=== Section Start ===

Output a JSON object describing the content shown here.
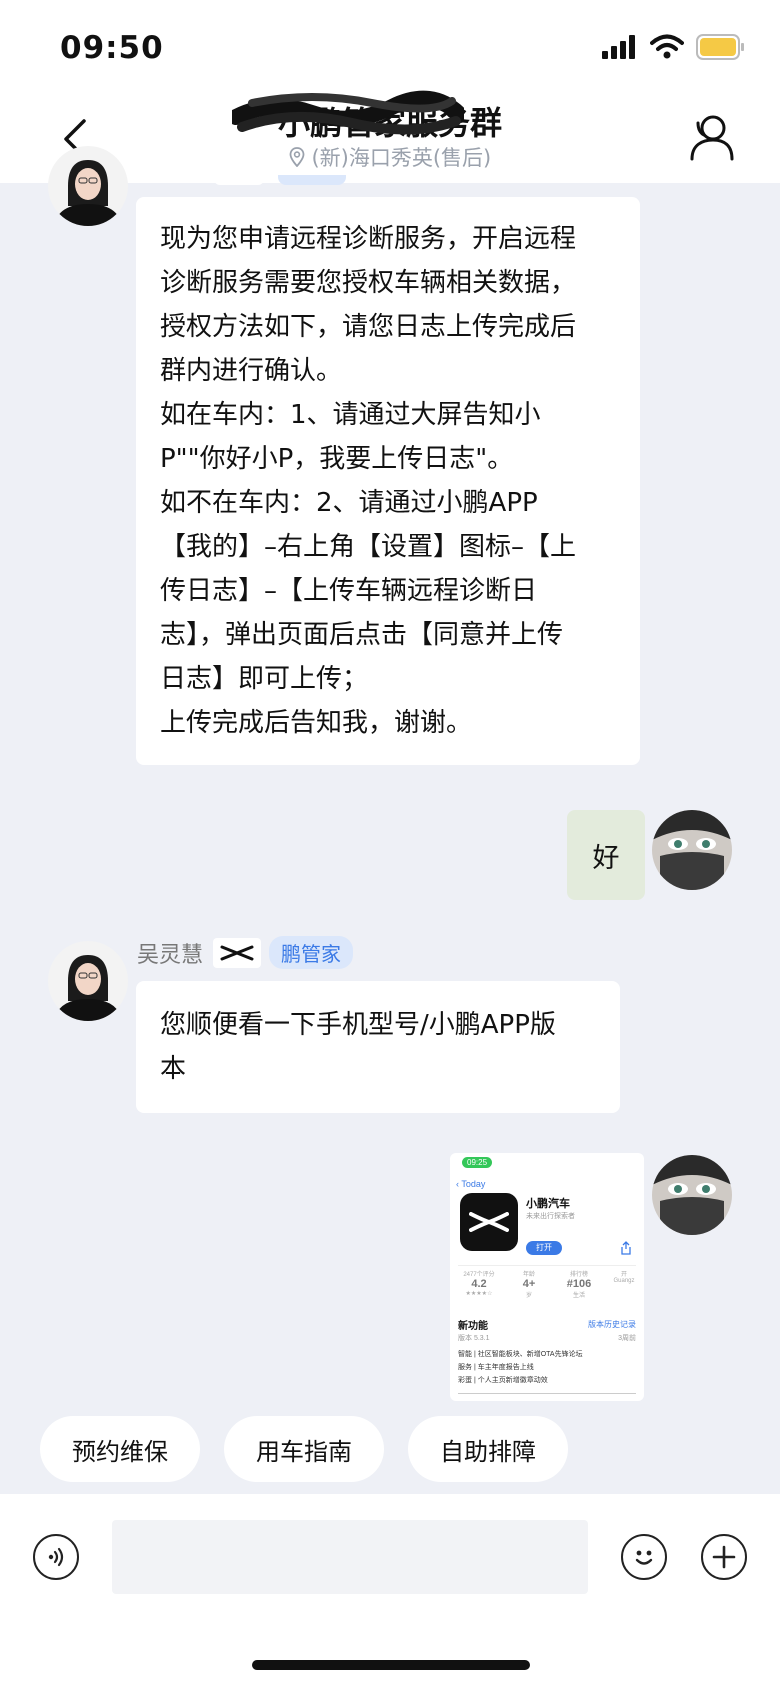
{
  "status_bar": {
    "time": "09:50",
    "battery_color": "#f5c945"
  },
  "header": {
    "title": "小鹏管家服务群",
    "subtitle": "(新)海口秀英(售后)",
    "icons": [
      "back-icon",
      "group-members-icon",
      "location-pin-icon"
    ]
  },
  "messages": [
    {
      "side": "left",
      "text": "现为您申请远程诊断服务，开启远程\n诊断服务需要您授权车辆相关数据，\n授权方法如下，请您日志上传完成后\n群内进行确认。\n如在车内：1、请通过大屏告知小\nP\"\"你好小P，我要上传日志\"。\n如不在车内：2、请通过小鹏APP\n【我的】–右上角【设置】图标–【上\n传日志】–【上传车辆远程诊断日\n志】，弹出页面后点击【同意并上传\n日志】即可上传；\n上传完成后告知我，谢谢。"
    },
    {
      "side": "right",
      "text": "好",
      "bubble_color": "#e3ebdc"
    },
    {
      "side": "left",
      "sender": "吴灵慧",
      "role": "鹏管家",
      "text": "您顺便看一下手机型号/小鹏APP版\n本"
    },
    {
      "side": "right",
      "type": "image",
      "screenshot": {
        "time": "09:25",
        "back_label": "Today",
        "app_name": "小鹏汽车",
        "app_subtitle": "未来出行探索者",
        "open_label": "打开",
        "stats": [
          {
            "top": "2477个评分",
            "mid": "4.2",
            "bot": "★★★★☆"
          },
          {
            "top": "年龄",
            "mid": "4+",
            "bot": "岁"
          },
          {
            "top": "排行榜",
            "mid": "#106",
            "bot": "生活"
          },
          {
            "top": "开",
            "mid": "",
            "bot": "Guangz"
          }
        ],
        "whats_new": "新功能",
        "history_label": "版本历史记录",
        "version": "版本 5.3.1",
        "time_ago": "3周前",
        "notes": [
          "智能 | 社区智能板块、新增OTA先锋论坛",
          "服务 | 车主年度报告上线",
          "彩蛋 | 个人主页新增徽章动效"
        ]
      }
    }
  ],
  "quick_actions": [
    "预约维保",
    "用车指南",
    "自助排障"
  ],
  "input_bar": {
    "icons": [
      "voice-icon",
      "emoji-icon",
      "plus-icon"
    ],
    "accent": "#3b7ae6"
  }
}
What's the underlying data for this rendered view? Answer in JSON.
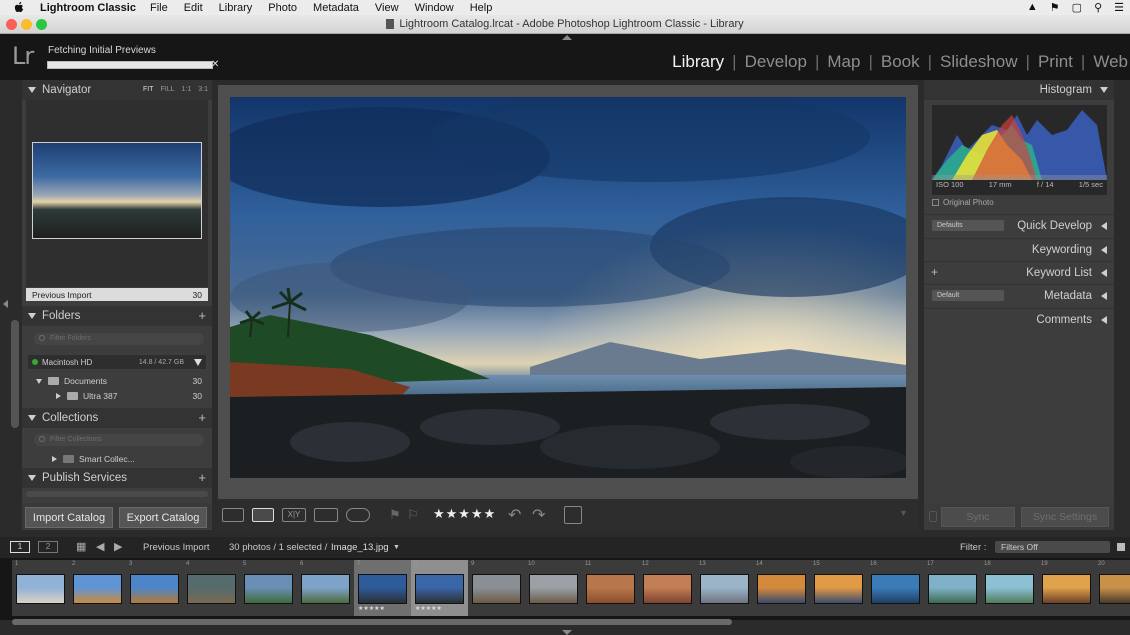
{
  "menubar": {
    "app_name": "Lightroom Classic",
    "items": [
      "File",
      "Edit",
      "Library",
      "Photo",
      "Metadata",
      "View",
      "Window",
      "Help"
    ]
  },
  "window": {
    "title": "Lightroom Catalog.lrcat - Adobe Photoshop Lightroom Classic - Library"
  },
  "identity": {
    "logo": "Lr",
    "status_text": "Fetching Initial Previews",
    "progress": 1.0
  },
  "modules": {
    "items": [
      "Library",
      "Develop",
      "Map",
      "Book",
      "Slideshow",
      "Print",
      "Web"
    ],
    "active": "Library"
  },
  "left_panel": {
    "navigator": {
      "title": "Navigator",
      "zoom_options": [
        "FIT",
        "FILL",
        "1:1",
        "3:1"
      ]
    },
    "previous_import": {
      "label": "Previous Import",
      "count": "30"
    },
    "folders": {
      "title": "Folders",
      "filter_placeholder": "Filter Folders",
      "volume": {
        "name": "Macintosh HD",
        "capacity": "14.8 / 42.7 GB"
      },
      "items": [
        {
          "label": "Documents",
          "count": "30"
        },
        {
          "label": "Ultra 387",
          "count": "30"
        }
      ]
    },
    "collections": {
      "title": "Collections",
      "filter_placeholder": "Filter Collections",
      "items": [
        {
          "label": "Smart Collec..."
        }
      ]
    },
    "publish_services": {
      "title": "Publish Services"
    },
    "buttons": {
      "import": "Import Catalog",
      "export": "Export Catalog"
    }
  },
  "toolbar": {
    "rating": "★★★★★"
  },
  "right_panel": {
    "histogram": {
      "title": "Histogram",
      "iso": "ISO 100",
      "focal": "17 mm",
      "aperture": "f / 14",
      "shutter": "1/5 sec",
      "original_photo": "Original Photo"
    },
    "sections": [
      {
        "label": "Quick Develop",
        "dropdown": "Defaults"
      },
      {
        "label": "Keywording"
      },
      {
        "label": "Keyword List",
        "plus": "+"
      },
      {
        "label": "Metadata",
        "dropdown": "Default"
      },
      {
        "label": "Comments"
      }
    ],
    "buttons": {
      "sync": "Sync",
      "sync_settings": "Sync Settings"
    }
  },
  "filmstrip_bar": {
    "view1": "1",
    "view2": "2",
    "source": "Previous Import",
    "info": "30 photos / 1 selected /",
    "filename": "Image_13.jpg",
    "filter_label": "Filter :",
    "filter_value": "Filters Off"
  },
  "filmstrip": {
    "cells": [
      {
        "num": "1"
      },
      {
        "num": "2"
      },
      {
        "num": "3"
      },
      {
        "num": "4"
      },
      {
        "num": "5"
      },
      {
        "num": "6"
      },
      {
        "num": "7",
        "rating": "★★★★★"
      },
      {
        "num": "8",
        "rating": "★★★★★"
      },
      {
        "num": "9"
      },
      {
        "num": "10"
      },
      {
        "num": "11"
      },
      {
        "num": "12"
      },
      {
        "num": "13"
      },
      {
        "num": "14"
      },
      {
        "num": "15"
      },
      {
        "num": "16"
      },
      {
        "num": "17"
      },
      {
        "num": "18"
      },
      {
        "num": "19"
      },
      {
        "num": "20"
      }
    ]
  },
  "colors": {
    "active_module": "#f2f2f2",
    "panel_bg": "#3d3d3d",
    "chrome_bg": "#161616"
  }
}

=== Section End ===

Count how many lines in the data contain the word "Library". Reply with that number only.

#### [SOLUTION TO THE EXERCISE]
4